The government’s intention is to publish proposals for a “green investment bank” following the spending review in the autumn. If that happens, we might expect legislation as early as 2011, a fairly ambitious timescale for such a complex institution.
The green investment bank would finance clean technology across the board and could be a vehicle to deliver the positive commitments of the government on climate change, provided that it is properly capitalised and has the right remit.
We are looking for £2 billion a year of government money from now until 2012. That sounds like a lot, but not all of it need be new money: some of it could come from funds already committed to green technology.
After that, we propose that the investment bank would receive the same annual sum out of revenues from the EU emissions trading scheme. It makes sense to take money from the permits bought by heavily carbon-emitting industries to invest in green technologies.
You have to put this in the context of the coalition agreement. There are some very promising commitments in there, but we’re waiting to see the policy detail and some real progress. Maybe the emergency Budget was almost too soon to expect this, but it’s important to keep up a sense of urgency, not only because of the reality of climate change but also for the UK to maintain a competitive advantage in green technology, which is essential to economic recovery.
In a lot of areas, the UK is behind on this. A very small proportion of our energy comes from renewable sources compared with Germany, Spain or Denmark.

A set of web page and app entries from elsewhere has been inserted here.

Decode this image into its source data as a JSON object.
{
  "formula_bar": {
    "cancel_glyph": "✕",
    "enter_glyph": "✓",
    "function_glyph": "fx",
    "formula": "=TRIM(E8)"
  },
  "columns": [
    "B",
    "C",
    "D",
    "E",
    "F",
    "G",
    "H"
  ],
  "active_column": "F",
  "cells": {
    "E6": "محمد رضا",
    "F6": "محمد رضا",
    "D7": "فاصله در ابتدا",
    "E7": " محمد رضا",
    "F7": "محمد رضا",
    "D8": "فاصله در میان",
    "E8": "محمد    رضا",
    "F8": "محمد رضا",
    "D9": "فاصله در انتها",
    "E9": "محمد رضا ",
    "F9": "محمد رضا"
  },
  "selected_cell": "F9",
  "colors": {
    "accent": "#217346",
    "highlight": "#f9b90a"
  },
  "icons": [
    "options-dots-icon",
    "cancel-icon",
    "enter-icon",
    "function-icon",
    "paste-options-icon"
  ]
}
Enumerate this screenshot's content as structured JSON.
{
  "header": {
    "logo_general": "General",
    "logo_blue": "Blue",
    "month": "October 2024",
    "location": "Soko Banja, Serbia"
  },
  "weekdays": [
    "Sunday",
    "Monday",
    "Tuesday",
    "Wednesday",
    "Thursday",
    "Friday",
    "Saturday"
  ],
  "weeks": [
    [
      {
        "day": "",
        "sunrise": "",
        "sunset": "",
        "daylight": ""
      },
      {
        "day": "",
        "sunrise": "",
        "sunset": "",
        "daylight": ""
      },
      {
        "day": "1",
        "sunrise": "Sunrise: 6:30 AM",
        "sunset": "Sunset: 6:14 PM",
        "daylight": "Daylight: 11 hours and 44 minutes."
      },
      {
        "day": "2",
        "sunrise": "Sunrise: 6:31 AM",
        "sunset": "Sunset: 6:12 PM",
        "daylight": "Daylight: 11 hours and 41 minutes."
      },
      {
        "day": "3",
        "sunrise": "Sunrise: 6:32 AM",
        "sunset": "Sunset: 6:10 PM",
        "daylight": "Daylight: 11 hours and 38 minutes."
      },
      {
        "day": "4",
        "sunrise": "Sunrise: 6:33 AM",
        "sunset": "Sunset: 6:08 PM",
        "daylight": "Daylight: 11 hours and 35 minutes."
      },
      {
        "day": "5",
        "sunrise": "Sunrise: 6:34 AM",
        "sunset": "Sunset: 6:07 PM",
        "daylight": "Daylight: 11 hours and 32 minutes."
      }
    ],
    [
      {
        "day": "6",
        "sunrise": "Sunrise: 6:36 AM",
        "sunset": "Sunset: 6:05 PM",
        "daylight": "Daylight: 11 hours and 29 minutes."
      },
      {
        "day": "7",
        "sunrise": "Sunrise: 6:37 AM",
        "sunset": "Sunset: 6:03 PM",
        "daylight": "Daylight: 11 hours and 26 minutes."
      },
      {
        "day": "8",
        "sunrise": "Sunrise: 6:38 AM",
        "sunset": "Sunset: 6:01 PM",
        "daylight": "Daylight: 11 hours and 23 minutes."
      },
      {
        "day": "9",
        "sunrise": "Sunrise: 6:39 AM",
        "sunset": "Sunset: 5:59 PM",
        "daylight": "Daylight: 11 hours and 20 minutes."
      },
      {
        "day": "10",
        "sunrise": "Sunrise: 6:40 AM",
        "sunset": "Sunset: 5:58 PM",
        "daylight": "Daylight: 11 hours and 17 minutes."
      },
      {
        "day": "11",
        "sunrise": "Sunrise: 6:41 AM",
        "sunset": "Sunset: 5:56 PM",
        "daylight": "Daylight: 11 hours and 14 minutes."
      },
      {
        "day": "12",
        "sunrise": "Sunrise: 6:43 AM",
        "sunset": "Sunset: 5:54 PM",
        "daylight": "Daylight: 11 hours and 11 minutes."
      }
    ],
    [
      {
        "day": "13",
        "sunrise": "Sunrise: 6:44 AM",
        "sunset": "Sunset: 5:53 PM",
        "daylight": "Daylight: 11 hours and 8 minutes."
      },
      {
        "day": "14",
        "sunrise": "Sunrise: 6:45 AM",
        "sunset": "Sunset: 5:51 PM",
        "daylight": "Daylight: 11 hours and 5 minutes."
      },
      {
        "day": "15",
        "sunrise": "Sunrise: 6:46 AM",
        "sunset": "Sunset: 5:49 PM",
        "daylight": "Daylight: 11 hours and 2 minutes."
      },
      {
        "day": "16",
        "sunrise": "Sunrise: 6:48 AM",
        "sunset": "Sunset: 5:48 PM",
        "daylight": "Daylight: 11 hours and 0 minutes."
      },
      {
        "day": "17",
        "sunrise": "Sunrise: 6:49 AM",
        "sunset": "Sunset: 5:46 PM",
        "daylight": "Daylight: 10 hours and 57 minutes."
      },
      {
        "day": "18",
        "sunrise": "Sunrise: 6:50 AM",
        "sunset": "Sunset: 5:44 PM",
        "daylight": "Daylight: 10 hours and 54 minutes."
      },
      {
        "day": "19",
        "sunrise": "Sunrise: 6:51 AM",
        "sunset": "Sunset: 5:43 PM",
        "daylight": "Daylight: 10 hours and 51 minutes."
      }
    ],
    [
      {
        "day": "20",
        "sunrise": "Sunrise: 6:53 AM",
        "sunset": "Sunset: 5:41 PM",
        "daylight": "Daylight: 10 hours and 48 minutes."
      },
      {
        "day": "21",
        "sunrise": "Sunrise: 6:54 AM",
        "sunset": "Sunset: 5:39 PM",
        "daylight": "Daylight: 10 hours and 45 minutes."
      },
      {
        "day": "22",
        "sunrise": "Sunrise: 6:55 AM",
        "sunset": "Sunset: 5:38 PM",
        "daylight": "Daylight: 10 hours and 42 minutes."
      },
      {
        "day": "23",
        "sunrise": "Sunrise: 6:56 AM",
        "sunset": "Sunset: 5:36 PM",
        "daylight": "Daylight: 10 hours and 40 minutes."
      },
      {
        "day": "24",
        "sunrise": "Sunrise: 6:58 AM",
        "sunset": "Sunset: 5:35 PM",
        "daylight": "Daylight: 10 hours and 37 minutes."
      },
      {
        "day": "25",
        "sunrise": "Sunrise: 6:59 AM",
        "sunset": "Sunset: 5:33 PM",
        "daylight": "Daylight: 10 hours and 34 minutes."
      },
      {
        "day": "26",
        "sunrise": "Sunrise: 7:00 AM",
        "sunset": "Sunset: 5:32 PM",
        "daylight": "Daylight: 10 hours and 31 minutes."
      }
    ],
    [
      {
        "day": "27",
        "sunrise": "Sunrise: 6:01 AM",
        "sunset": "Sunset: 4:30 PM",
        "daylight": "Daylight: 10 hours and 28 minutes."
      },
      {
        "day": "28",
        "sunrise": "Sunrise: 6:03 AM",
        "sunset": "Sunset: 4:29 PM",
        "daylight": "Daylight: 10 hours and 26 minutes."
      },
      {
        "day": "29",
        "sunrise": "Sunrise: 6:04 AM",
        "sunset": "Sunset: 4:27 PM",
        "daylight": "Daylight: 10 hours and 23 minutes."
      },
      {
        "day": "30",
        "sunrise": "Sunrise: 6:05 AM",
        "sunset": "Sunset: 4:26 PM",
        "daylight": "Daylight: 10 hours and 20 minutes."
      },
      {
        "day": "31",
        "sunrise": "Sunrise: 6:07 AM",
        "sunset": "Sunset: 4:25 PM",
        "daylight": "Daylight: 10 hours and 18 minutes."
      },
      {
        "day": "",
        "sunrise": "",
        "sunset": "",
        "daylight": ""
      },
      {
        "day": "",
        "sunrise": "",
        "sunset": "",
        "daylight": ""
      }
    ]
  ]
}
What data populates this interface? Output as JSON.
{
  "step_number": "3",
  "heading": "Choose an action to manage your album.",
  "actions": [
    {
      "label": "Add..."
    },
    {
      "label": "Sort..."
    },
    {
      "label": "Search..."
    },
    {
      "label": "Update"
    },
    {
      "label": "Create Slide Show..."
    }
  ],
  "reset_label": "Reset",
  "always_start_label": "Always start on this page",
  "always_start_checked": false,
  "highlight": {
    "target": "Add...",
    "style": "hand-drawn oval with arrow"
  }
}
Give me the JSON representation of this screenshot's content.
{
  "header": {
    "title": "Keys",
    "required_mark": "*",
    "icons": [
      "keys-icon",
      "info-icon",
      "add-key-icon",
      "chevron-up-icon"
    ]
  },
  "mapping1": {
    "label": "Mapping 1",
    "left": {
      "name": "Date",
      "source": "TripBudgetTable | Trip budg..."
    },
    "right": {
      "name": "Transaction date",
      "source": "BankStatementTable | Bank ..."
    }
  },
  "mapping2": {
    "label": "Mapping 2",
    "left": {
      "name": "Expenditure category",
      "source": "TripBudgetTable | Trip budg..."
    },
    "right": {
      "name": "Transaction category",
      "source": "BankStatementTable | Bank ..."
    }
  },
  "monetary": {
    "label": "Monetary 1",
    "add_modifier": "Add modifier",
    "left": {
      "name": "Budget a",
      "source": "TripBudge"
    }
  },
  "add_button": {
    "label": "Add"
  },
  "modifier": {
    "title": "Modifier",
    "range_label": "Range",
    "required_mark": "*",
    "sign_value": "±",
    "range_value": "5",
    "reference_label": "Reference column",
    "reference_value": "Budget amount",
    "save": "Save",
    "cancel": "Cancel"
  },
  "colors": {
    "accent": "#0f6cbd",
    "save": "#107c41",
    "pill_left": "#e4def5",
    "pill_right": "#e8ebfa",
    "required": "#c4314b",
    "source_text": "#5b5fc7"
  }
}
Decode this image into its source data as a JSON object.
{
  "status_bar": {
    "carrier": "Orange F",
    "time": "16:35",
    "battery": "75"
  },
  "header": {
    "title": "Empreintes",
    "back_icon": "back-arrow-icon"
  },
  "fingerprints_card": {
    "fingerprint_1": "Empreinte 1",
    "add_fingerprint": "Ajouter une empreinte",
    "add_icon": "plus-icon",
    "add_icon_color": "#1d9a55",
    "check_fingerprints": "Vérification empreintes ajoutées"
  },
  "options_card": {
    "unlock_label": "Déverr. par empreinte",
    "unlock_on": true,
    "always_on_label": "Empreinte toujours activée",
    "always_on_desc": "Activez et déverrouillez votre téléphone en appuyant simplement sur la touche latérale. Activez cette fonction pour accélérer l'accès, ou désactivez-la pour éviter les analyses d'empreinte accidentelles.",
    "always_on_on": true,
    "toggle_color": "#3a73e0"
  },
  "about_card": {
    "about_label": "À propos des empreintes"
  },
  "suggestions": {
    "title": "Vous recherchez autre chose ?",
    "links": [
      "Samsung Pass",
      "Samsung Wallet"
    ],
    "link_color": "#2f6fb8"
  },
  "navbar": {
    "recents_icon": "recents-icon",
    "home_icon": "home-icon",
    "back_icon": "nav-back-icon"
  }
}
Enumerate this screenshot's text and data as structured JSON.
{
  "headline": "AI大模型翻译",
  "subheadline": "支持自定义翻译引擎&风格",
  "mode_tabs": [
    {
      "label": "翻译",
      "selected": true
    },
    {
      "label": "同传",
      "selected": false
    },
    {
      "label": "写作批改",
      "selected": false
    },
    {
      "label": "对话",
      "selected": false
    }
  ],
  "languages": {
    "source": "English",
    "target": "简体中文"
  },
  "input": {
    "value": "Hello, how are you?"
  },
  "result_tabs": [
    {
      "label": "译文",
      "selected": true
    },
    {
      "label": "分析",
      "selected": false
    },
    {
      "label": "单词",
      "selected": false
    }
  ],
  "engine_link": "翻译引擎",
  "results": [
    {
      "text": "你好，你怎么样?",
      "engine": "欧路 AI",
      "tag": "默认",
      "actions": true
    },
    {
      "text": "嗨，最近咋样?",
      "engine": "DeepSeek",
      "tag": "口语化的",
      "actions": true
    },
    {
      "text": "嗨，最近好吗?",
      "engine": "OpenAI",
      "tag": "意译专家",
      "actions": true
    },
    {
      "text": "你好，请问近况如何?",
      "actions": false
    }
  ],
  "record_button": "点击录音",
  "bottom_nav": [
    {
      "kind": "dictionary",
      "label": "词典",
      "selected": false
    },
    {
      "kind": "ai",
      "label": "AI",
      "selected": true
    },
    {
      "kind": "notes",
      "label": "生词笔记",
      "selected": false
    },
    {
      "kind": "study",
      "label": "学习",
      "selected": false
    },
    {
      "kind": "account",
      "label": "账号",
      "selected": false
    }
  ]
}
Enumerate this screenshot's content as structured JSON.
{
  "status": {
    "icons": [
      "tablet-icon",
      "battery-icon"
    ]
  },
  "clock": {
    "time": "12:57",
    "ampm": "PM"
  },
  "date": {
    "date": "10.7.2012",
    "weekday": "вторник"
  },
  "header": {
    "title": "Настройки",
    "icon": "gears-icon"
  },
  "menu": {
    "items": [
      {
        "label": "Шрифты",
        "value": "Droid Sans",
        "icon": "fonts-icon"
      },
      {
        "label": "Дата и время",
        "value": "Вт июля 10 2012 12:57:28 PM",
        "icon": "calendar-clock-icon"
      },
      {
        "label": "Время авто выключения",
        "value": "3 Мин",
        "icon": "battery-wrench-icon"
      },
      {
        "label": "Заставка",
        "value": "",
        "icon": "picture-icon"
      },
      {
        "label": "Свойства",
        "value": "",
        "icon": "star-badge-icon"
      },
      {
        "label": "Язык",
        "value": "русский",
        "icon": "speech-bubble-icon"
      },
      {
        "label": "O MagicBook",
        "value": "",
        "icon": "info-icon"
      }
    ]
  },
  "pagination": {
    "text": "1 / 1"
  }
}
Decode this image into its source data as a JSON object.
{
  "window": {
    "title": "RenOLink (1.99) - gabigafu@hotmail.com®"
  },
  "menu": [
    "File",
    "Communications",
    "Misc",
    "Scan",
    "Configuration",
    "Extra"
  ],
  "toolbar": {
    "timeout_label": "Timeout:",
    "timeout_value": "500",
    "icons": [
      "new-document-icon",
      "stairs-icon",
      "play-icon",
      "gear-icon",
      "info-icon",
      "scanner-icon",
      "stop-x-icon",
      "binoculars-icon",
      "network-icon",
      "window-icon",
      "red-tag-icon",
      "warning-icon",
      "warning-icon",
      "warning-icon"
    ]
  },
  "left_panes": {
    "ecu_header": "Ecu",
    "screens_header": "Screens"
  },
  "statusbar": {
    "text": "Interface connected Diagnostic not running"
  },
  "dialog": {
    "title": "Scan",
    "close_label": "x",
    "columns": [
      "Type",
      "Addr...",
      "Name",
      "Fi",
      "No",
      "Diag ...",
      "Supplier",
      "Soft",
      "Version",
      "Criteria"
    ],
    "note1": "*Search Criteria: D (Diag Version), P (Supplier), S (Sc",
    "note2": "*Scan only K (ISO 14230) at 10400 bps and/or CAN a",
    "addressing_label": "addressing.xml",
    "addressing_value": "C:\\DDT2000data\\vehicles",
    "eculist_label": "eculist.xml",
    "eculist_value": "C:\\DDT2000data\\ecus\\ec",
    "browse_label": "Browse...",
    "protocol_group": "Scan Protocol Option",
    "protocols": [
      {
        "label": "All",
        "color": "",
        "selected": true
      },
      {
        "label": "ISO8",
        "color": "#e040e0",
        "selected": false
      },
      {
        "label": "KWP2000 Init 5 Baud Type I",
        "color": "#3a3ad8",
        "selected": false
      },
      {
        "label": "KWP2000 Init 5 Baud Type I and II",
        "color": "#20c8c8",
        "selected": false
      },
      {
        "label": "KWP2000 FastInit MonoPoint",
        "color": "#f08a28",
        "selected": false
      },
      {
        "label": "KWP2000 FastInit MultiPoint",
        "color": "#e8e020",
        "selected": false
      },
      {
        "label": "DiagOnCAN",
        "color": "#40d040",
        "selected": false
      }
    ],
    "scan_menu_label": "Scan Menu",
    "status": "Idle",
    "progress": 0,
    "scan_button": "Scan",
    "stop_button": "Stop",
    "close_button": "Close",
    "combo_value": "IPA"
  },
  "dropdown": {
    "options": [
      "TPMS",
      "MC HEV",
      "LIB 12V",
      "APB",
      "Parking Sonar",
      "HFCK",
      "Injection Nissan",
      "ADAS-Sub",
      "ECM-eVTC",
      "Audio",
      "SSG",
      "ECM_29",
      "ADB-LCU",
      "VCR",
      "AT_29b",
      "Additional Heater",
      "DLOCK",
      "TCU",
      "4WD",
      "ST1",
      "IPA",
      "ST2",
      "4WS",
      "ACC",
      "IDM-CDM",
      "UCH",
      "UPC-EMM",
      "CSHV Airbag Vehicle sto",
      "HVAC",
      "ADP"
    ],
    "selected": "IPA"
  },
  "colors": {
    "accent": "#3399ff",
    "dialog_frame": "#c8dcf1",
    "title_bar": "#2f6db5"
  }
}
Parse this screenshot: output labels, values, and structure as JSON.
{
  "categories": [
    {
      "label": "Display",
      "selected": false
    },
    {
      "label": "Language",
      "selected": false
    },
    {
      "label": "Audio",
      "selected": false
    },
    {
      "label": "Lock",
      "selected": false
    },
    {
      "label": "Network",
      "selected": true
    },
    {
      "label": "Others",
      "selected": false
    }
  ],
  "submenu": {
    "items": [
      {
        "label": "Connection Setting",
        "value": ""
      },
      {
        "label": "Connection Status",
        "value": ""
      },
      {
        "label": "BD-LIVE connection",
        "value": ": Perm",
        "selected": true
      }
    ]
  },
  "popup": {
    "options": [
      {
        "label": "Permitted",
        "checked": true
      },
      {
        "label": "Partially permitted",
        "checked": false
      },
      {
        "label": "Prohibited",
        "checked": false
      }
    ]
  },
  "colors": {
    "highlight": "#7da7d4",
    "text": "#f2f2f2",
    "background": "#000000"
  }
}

However, there are areas where we can lead, or already do, such as offshore wind and low-carbon vehicles. There are extensive opportunities, but they require government support. A lot more still has to be done to ensure we remain a leader in these areas and start expanding our capacity.